Amber Edwards and Matthew Lucas were selected to participate as the 2021-2022 Agricultural Technology Pratt Undergraduate Research Scholars and have each been awarded a $3,000 scholarship. An additional $2,000 per student is awarded to the faculty advisor for supplies, student travel, and other related research activities.

Their project examined the weight gain and health benefits of creep feeding calves. The students and their faculty advisor, Agricultural Technology advanced instructor Wesley Gwaltney, worked with local cattle farmer Daniel Givens of Double M Farms in Newport, Va. Mr. Givens had reported a recent spike in respiratory issues with his freshly weaned calves and wondered if creep feeding might improve the overall health of his weaned calves.

The project had an unusual start as the original concept was the work of Faith Carrick and Cameron Lee, both Agricultural Technology spring 2021 graduates. Supply chain difficulties prevented procuring creep feeders in time for the study. Faith and Cameron ultimately did a great job with a strip grazing project at the Giles County Agriculture Land Lab, in association with Giles County Public Schools in Pearisburg, Va. Amber and Matthew were able to continue the project during the fall semester, adding their own research while enhancing their skill sets.   

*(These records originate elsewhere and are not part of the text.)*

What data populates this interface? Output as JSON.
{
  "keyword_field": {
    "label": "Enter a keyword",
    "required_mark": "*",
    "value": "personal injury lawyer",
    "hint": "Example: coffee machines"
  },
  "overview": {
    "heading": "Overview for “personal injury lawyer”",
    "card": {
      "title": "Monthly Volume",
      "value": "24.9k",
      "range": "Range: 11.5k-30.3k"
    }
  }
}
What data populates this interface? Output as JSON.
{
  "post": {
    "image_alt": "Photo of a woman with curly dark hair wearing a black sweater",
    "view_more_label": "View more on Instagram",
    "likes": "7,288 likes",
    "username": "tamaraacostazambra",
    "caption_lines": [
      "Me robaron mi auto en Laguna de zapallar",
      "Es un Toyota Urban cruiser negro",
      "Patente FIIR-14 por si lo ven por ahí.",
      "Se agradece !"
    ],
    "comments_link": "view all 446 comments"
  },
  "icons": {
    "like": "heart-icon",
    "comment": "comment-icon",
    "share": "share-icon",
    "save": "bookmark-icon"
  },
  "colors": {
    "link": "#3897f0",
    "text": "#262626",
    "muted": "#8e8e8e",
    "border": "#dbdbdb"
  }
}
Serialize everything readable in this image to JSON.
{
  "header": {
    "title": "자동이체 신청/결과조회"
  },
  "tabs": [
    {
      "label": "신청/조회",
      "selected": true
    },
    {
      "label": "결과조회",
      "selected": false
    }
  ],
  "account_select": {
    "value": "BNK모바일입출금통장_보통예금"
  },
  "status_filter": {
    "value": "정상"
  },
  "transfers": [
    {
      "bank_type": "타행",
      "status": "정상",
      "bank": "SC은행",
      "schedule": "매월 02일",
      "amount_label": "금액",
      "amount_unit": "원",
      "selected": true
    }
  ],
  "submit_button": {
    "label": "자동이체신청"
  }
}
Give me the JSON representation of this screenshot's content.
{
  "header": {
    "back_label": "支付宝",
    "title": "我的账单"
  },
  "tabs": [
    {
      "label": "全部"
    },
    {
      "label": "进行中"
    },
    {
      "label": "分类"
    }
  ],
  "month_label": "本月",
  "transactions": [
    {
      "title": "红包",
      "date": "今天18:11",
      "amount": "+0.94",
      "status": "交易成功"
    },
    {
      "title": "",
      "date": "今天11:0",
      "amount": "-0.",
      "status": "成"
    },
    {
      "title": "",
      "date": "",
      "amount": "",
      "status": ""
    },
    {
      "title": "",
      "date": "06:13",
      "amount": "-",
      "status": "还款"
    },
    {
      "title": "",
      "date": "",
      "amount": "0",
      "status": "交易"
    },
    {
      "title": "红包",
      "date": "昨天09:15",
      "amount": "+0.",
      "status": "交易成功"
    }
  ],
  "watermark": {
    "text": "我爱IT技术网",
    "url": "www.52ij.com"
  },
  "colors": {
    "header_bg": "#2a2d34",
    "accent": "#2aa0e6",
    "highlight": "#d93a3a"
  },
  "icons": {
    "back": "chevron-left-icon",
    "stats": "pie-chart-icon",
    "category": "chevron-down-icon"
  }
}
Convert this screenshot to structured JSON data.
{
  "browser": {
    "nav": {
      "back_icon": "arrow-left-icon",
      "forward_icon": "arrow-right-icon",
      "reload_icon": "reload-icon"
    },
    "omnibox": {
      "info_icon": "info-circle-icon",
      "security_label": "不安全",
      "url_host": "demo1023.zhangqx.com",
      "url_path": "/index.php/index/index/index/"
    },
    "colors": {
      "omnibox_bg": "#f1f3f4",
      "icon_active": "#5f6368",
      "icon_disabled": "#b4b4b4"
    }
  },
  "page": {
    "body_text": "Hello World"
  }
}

Mr. Gwaltney said, "I have been really impressed with Amber and Matthew’s patience and skill in cattle working.  One unique aspect of this project was the students had to weigh these calves in pastures with very basic facilities. They did a great job of safely and efficiently working these calves. I think this is a skill that will benefit them both in their future careers."  

The students also gained experience with collaborating with a team of experts to complete the research, much like farmers do to solve issues on their operations. Dr. John Currin, a professor at the Virginia-Maryland College of Veterinary Medicine, helped with the design of the project and served as a resource to the students. The students utilized a portable chute and scale from the veterinary school to weigh the calves in their respective pastures. Tarter USA donated three creep feeders for the project.

Both recipients appreciated the applied nature of the research project. “I enjoyed the research for the scholarship because of the hands-on aspect of it,” Matthew said.  “The most efficient way to learn about something is to get your hands dirty and get out in the field.”  According to Amber, “This has furthered allowed me to gain hands-on experience with real problems that producers experience and to find solutions that are financially feasible and beneficial to them. This Scholarship has also taught me how to present my research in a formal manner to my fellow scholarship peers.”

Edwards and Lucas were selected as John Lee Pratt Ag Tech Research Scholars from all Agricultural Technology Program students in the Applied Agriculture Management option based on their academic success, leadership, and interest in animal nutrition. To be considered for this program, a research proposal and letter of application from the student and his or her faculty advisor are required.

The student scholarships are provided by the John Lee Pratt Foundation to encourage highly qualified students to pursue study in animal nutrition through a rewarding research project under the guidance of a faculty advisor. The funding is made available through a bequest of John Lee Pratt, a native Virginian, cattle owner, and, at one time, the CEO of General Motors.